The second day opener, Mera Dewan’s Dhun Mein Dhyan: Meditations in Music in Guru Granth Sahib explores the 500-year-history of holy book of Sikhs. Kavita Bahl and Nandan Saxena’s Krishna’s Waiting Room which is about the widows in Vrindavan who are awaiting death. Anandana Kapur’s Jasoosni Look Who’s Watching You is perfectly in line with modern day culture’s obsession with surveillance and focuses on India’s first female detective. Mamta Singh’s Women of Varanasi looks at the women occupying invisible spaces in the holy city. Anirban Datta’s Kalikshetra is a personal view of Kolkata’s fading history, which is followed by Kamal Swaroop’s take on the art of Atul Dodhiya, Atul. The day ends with Aparna Sanyal’s Shovana on the life and times of the classical dancer and Padmashri award-winner Shovana Narayan.

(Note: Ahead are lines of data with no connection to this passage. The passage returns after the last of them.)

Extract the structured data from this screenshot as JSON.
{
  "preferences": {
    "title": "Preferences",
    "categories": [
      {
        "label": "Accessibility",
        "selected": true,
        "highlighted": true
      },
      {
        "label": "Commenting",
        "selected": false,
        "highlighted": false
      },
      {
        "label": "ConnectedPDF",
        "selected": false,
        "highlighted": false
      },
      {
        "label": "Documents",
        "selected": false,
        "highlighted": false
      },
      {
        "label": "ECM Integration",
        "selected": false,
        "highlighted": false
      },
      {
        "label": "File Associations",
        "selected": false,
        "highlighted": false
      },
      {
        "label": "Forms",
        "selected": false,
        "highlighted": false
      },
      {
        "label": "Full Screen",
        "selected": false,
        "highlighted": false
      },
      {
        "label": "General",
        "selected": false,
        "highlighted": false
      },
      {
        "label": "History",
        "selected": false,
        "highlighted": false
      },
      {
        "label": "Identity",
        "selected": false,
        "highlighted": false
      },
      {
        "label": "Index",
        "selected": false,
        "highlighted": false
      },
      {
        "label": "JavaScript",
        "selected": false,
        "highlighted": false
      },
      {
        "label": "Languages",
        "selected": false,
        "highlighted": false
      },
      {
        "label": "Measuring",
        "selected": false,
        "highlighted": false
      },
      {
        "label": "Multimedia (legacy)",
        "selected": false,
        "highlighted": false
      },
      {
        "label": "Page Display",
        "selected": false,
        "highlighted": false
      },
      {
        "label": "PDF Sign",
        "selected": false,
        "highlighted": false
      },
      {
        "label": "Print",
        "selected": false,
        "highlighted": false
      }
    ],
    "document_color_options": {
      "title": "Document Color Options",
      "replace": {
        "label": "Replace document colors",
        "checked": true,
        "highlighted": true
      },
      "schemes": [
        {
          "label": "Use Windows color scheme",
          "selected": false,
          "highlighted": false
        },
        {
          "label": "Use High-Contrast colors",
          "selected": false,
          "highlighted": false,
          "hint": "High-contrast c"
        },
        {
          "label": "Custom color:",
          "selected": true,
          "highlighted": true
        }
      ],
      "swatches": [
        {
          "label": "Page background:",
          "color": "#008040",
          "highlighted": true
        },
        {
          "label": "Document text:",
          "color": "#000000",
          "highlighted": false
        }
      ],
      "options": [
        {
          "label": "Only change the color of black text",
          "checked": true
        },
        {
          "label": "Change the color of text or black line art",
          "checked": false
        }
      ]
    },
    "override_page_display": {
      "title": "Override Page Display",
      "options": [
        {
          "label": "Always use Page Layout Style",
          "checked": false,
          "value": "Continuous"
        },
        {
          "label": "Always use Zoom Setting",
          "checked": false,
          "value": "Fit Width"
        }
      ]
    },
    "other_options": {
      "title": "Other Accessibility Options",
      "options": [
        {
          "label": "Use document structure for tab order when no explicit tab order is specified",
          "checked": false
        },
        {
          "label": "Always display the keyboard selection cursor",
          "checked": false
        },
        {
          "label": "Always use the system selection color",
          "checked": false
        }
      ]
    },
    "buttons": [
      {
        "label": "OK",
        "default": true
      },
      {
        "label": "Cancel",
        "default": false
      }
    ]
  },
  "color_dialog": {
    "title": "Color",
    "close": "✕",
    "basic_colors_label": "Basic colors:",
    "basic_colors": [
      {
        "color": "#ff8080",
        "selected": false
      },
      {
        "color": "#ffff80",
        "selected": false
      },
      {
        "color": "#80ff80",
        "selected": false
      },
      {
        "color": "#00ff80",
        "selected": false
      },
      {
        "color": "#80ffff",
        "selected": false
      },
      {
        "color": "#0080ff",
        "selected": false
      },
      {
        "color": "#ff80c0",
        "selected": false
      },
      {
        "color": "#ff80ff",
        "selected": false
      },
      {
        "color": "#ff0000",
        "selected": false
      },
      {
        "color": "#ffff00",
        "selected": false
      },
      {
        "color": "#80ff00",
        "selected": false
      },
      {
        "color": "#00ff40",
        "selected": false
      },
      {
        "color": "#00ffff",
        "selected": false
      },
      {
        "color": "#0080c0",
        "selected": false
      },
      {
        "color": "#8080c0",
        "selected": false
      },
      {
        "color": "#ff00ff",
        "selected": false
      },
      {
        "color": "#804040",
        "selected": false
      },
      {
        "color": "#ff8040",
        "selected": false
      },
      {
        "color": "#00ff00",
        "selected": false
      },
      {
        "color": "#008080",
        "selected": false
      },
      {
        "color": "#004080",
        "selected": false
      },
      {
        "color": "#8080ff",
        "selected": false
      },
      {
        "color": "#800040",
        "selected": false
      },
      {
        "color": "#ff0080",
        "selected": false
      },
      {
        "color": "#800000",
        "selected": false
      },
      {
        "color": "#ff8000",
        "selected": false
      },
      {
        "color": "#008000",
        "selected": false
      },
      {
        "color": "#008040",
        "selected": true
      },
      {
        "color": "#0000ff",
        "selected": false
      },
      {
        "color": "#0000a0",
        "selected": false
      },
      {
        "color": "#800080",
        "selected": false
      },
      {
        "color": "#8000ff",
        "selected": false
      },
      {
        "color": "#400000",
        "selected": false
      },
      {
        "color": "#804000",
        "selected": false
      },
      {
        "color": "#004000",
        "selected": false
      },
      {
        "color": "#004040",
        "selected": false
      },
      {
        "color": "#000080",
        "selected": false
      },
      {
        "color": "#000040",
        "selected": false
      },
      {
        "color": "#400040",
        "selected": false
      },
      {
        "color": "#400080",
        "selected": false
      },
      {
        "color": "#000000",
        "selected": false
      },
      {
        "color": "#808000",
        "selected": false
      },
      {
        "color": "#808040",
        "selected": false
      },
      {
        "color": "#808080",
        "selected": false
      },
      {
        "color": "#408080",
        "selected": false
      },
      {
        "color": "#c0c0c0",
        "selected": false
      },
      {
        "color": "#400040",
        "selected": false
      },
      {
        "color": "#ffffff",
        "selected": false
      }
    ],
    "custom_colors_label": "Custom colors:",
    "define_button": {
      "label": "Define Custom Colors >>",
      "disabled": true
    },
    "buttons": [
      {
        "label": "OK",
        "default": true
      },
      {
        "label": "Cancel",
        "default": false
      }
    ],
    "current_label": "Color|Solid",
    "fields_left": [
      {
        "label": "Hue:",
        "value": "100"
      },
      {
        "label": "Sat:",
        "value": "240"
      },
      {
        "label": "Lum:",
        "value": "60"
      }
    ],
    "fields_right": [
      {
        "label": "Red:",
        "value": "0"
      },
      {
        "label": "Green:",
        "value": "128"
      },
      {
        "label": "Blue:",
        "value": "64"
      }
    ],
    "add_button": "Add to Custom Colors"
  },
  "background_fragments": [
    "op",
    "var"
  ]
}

Multiple national award-winner Arvind Sinha’s Umzey Chhen-Mo documents the life of Grammy Award-nominated Lama Tashi who is renowned for his deep voice and Tibetan Buddhist chanting. Ranjan Palit’s D’Cruz and Me explores both the reel and real life of the maverick character from Tollywood’s films and his alcoholism in his time away from the arclights.
Pankaj Butalia’s Mash Up goes to Delhi’s Nizamuddin locality and focuses on two boys’ attempt to break away from their lives and make it big through their music. Prasanna Ramaswamy Sing Along Dance Across examines the shadow puppet industry. Shilpi Gulati and Jainendra Kumar Dost’s Naach Launda Naach focuses on the eponymous dance group from Bihar and has an insight into the man called the Shakespeare of Bhojpuri.
The festival concludes with Uma Chakravarti’s Ek Inquilab Aur Aaya: Lucknow 1920-1940, is set in Firanghi Mahal, an institute for rational Islamic scholarship, and explores the role of women through attempt to express themselves in a time of dramatic change.